Collected data:
┏━━

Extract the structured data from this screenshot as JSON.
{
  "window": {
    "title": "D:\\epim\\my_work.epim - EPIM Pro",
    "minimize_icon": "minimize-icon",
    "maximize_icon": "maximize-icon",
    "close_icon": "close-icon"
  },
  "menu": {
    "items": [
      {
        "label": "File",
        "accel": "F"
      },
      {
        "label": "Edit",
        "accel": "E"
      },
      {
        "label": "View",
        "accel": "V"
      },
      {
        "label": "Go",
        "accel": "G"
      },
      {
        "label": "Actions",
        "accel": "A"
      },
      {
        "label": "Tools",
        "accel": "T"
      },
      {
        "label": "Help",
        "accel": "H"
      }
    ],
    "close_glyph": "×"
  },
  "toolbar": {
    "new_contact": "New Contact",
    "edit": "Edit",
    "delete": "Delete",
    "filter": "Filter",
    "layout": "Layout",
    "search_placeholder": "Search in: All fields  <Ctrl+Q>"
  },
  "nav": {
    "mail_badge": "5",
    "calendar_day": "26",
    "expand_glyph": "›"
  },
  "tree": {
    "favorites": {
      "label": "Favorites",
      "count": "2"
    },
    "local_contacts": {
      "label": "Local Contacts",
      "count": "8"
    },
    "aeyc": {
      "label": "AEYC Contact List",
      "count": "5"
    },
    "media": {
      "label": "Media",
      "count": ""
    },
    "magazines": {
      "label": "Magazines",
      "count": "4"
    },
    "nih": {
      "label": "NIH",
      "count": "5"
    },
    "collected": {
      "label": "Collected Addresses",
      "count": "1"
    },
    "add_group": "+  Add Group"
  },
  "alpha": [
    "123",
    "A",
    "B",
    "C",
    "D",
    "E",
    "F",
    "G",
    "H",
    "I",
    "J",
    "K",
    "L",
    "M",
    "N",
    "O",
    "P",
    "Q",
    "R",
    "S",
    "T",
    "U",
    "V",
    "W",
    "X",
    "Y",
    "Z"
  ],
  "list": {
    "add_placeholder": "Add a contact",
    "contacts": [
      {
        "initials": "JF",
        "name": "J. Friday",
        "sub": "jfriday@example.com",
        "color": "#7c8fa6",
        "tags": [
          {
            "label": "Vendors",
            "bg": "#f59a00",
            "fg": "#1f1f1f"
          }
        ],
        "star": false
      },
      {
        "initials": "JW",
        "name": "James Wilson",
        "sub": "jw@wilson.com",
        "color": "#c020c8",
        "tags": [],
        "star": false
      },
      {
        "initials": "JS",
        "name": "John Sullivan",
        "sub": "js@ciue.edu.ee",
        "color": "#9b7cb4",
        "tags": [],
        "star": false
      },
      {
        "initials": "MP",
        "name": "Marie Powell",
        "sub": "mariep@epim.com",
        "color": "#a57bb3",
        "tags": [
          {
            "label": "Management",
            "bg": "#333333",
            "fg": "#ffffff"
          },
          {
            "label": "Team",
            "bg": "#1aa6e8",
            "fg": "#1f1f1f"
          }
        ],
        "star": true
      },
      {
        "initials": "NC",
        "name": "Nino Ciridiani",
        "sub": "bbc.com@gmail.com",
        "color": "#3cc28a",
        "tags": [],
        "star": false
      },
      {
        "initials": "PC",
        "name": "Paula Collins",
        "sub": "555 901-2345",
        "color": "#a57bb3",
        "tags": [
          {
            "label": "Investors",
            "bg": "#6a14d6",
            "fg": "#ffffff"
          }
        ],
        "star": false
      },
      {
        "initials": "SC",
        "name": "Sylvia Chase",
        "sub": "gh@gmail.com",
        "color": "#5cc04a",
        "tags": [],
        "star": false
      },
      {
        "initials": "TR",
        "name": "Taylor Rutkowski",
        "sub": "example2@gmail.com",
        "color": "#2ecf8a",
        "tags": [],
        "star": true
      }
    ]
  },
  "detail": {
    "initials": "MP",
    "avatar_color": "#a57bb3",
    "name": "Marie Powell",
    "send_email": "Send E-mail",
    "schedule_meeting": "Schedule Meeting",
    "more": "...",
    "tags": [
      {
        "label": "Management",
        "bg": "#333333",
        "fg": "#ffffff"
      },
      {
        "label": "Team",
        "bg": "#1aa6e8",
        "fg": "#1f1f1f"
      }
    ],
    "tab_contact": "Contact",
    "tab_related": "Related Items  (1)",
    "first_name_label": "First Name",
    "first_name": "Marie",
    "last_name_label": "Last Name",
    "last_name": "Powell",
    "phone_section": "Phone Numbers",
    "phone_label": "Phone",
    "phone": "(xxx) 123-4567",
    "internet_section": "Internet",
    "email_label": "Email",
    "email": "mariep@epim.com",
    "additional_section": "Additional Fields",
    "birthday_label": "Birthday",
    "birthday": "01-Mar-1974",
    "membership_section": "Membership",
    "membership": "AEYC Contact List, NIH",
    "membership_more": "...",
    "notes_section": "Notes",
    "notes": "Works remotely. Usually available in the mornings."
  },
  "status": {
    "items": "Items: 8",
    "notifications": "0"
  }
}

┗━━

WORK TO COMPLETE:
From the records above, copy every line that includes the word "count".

YOUR RESPONSE:
      "count": "2"
      "count": "8"
      "count": "5"
      "count": ""
      "count": "4"
      "count": "5"
      "count": "1"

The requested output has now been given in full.